It went well--and when I returned home, I had to take a nap. My wife refers to teaching as "performance," and it really is true--at least if you are teaching well. It is very easy to cover all the required material--and bore the wits out of the students, like the economics teacher that Ben Stein plays in Ferris Bueller's Day Off. Teaching well (or at least teaching better than that the teacher that Ben Stein plays with such ferocious deadpan) requires asking questions of the students. This has the following consequences:
1. sees how much they retained of the assigned reading;
2. subtly embarrasses those who didn't do the assigned reading into being better prepared for the next class;
3. breaks up what would otherwise be a somewhat monotonous lecture (no matter how effective a speaker you are).
It also means telling stories that illustrates the theoretical points, and that thus engage the natural desire to be entertained. (And if sometimes you get a little off-topic to satisfy student curiosity--such as about free blacks in antebellum America--that's okay, too). When I was explaining the gap between the "responsible party" model of political parties, and the more realistic evidence of how political parties operate, I explained how political parties are coalitions of interest groups--and then told them how and why social conservatives and some substantial fraction of trade union workers moved from the Democratic to Republican parties in the period 1975-2000.
I didn't feel that the textbook gave enough weight to the role of bribery in making government operate, so I recounted some of the successes of the FBI Public Integrity Unit, and California State Senator Paul Carpenter's truly hilarious, "I'm too smart for the FBI to catch" on the FBI's undercover surveillance audio. (Carpenter, along with State Senators Montoya and Robbins, was convicted, and sent to prison.)
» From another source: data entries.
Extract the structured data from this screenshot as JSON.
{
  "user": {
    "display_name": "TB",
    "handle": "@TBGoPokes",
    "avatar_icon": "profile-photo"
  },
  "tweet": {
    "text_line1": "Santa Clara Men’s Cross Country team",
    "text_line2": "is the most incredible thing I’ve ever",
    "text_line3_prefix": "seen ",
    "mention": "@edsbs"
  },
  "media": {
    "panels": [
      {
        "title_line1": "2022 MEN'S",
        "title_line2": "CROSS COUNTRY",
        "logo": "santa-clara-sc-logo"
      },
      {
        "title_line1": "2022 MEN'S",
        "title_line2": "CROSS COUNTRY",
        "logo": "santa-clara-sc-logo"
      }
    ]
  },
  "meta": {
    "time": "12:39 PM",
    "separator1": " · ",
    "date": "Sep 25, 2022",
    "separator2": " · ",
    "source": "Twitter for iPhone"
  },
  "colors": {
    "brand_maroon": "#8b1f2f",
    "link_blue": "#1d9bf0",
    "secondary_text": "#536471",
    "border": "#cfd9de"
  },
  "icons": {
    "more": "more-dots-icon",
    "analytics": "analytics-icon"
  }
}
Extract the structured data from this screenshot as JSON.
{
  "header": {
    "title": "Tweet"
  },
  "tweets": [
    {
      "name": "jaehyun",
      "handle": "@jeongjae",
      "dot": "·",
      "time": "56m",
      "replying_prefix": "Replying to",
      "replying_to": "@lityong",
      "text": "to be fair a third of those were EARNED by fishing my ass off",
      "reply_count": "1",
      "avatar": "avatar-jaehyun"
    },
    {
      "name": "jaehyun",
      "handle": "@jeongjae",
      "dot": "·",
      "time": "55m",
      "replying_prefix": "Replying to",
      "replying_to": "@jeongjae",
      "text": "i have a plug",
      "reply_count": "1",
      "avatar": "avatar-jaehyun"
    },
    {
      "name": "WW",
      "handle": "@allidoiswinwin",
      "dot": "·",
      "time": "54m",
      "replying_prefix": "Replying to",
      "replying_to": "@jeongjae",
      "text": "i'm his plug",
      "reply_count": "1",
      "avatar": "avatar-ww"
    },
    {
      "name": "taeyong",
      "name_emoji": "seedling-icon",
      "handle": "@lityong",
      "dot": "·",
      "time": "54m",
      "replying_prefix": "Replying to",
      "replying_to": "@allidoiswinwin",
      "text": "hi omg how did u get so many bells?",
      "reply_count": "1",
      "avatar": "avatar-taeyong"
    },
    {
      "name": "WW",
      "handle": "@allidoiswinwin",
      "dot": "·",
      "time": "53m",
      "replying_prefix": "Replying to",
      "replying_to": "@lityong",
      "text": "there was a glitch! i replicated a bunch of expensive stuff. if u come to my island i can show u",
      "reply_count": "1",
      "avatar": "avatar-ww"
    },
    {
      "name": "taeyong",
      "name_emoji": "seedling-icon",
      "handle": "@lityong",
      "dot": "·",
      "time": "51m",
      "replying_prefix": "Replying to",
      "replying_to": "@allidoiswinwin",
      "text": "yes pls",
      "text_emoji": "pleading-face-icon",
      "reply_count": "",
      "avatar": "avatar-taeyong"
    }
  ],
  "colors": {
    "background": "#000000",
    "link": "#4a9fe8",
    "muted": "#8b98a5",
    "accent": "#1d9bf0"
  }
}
Anyway, the net result of being on my feet for a little under four hours, being animated and interesting, was an aching right ankle and a need for sleep. A small price to play to enlighten and educate!